## What to work on
Your answer should be each line of the entries that contains the word "JSON", copied in full.
Segment Start: Provided material
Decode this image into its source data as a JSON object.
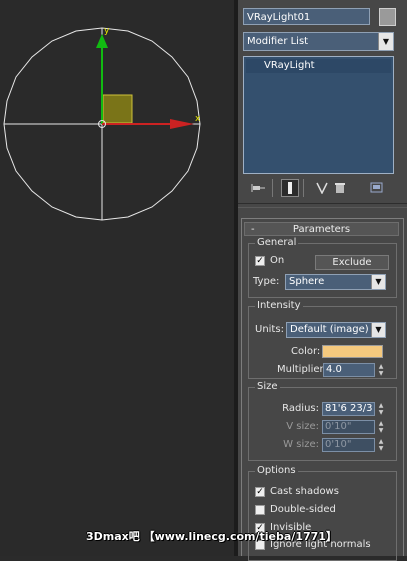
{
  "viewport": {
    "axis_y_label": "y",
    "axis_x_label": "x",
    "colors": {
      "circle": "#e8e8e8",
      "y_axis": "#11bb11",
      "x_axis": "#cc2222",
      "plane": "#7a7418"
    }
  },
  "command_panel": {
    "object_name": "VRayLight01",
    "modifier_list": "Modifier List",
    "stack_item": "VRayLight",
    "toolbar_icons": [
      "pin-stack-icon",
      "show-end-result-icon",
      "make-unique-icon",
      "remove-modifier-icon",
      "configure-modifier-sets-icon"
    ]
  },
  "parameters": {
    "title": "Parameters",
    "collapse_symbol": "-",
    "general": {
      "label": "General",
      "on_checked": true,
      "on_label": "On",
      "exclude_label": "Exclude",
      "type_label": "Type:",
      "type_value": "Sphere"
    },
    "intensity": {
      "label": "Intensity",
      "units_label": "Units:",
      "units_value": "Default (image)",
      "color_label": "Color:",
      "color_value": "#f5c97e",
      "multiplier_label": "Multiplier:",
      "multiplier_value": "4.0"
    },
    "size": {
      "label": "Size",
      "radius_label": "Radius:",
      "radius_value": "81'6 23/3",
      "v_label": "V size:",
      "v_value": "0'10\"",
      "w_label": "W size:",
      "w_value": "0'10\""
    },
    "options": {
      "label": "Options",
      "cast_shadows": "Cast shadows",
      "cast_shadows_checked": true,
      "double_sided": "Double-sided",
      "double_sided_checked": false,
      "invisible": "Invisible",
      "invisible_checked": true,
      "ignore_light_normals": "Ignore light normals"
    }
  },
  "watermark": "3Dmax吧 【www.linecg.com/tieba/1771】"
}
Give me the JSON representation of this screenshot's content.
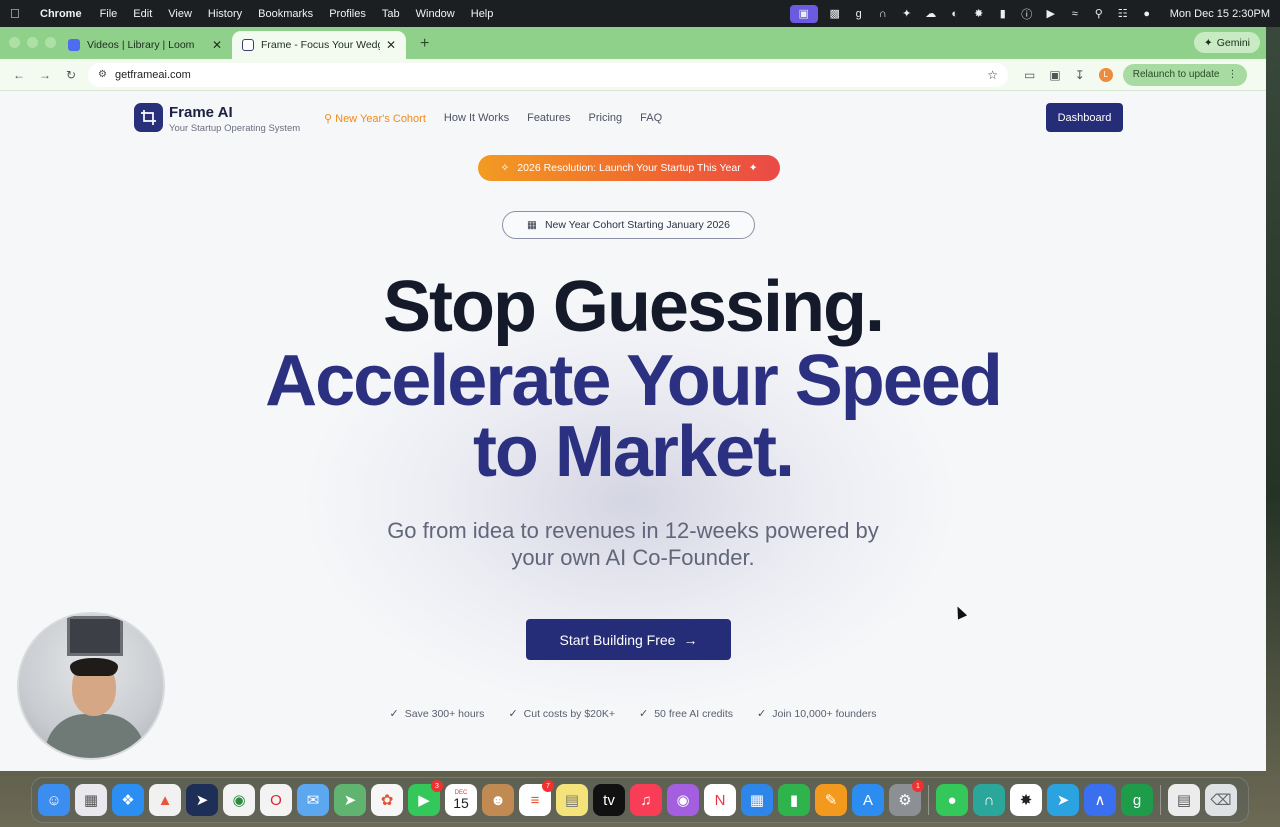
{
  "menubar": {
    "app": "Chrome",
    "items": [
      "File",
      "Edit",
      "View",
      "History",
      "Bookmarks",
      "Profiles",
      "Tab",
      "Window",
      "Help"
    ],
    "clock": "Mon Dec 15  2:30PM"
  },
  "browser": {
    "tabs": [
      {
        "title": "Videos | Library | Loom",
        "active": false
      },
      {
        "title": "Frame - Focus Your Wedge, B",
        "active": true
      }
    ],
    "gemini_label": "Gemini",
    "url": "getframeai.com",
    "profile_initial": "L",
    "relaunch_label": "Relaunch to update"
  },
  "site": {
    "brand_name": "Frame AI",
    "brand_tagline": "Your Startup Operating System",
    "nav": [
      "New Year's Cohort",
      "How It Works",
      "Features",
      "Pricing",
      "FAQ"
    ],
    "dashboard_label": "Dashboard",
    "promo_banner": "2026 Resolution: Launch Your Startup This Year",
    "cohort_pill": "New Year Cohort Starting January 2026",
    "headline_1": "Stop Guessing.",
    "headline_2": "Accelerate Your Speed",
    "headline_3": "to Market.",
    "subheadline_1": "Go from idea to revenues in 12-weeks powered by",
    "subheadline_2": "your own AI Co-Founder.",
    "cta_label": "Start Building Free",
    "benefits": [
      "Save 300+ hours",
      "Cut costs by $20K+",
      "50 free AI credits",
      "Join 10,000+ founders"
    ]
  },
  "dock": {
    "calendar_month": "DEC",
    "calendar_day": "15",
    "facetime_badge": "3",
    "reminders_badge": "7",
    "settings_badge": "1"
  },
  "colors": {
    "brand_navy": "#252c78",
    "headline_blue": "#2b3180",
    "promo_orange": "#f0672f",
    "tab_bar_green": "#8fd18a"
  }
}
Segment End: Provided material
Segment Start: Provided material
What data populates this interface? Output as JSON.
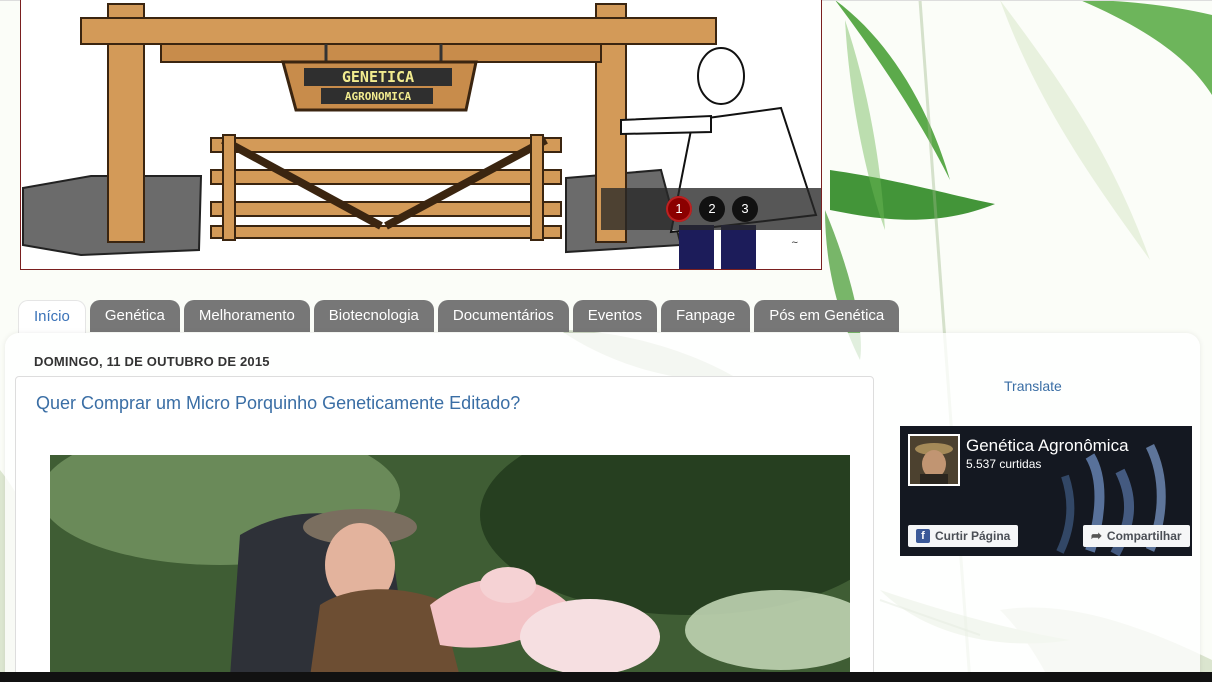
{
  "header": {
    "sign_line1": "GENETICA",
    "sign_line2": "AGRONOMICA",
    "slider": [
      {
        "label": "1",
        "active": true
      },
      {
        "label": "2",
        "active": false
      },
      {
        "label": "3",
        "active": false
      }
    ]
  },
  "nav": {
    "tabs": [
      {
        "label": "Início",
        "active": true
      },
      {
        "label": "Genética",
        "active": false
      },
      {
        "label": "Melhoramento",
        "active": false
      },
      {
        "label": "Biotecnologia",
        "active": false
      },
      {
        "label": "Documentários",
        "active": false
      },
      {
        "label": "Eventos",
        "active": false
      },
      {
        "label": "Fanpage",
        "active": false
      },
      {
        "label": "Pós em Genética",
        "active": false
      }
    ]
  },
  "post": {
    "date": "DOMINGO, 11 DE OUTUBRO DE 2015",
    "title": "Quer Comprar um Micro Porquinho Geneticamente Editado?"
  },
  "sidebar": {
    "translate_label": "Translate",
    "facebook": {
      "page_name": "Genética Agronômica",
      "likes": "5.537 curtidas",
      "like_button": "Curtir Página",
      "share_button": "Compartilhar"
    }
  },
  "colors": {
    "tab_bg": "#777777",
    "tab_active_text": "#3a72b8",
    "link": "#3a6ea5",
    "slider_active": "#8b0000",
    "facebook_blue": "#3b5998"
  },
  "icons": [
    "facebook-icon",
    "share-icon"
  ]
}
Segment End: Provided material
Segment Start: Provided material
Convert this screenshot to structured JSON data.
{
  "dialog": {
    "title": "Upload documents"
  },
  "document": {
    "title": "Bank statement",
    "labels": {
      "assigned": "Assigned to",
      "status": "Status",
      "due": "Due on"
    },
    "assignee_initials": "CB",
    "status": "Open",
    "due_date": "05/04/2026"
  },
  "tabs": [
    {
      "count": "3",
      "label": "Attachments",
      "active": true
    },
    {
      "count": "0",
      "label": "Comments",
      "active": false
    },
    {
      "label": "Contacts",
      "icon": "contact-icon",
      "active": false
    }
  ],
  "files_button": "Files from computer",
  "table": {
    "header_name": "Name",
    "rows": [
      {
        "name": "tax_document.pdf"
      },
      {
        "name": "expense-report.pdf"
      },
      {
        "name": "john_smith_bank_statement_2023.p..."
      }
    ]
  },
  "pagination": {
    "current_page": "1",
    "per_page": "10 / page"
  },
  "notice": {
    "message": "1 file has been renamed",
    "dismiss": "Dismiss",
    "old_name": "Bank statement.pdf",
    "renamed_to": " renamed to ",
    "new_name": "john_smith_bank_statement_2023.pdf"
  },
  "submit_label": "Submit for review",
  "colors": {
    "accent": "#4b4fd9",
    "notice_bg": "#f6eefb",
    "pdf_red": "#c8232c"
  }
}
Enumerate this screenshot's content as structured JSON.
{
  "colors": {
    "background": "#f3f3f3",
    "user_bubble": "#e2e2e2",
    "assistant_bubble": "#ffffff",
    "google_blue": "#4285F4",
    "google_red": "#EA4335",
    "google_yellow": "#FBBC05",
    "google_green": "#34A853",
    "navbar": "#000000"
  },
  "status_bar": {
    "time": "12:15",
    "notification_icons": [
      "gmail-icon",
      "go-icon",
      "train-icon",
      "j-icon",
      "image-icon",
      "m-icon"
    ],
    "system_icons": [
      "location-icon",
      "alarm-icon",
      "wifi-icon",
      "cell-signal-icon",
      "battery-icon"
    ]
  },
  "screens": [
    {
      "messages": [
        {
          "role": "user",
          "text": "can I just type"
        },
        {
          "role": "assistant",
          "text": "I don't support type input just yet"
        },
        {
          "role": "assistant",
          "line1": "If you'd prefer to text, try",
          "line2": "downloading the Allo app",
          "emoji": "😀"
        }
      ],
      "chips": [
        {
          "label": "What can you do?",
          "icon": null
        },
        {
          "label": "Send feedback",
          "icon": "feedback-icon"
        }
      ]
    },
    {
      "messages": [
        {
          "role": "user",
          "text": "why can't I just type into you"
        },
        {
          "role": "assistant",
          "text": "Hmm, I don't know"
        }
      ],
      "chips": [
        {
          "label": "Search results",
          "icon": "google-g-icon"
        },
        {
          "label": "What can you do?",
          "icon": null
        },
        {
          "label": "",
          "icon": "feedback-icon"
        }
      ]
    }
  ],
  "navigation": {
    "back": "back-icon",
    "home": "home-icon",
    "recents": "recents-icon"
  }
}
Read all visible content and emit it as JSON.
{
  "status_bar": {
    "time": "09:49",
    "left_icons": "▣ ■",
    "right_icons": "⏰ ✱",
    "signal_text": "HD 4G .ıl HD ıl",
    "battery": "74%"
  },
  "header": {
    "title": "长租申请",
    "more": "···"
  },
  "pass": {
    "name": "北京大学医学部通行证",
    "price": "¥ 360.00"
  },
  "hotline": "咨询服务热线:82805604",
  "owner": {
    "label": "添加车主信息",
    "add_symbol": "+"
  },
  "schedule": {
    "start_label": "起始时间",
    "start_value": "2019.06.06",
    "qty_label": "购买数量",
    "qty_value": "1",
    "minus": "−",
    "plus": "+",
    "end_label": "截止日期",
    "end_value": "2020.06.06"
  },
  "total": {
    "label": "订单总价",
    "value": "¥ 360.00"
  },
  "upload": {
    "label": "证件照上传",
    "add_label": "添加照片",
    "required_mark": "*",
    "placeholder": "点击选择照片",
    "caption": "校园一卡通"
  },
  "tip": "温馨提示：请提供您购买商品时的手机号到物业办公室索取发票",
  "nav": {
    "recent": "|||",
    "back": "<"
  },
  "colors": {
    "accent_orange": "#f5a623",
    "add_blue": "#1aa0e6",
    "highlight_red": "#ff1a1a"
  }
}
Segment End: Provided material
## Finished task
Decode this image into its source data as a JSON object.
Give me the JSON representation of this screenshot's content.
What data populates this interface? Output as JSON.
Convert this screenshot to structured JSON data.
Enumerate this screenshot's content as structured JSON.
Read all visible content and emit it as JSON.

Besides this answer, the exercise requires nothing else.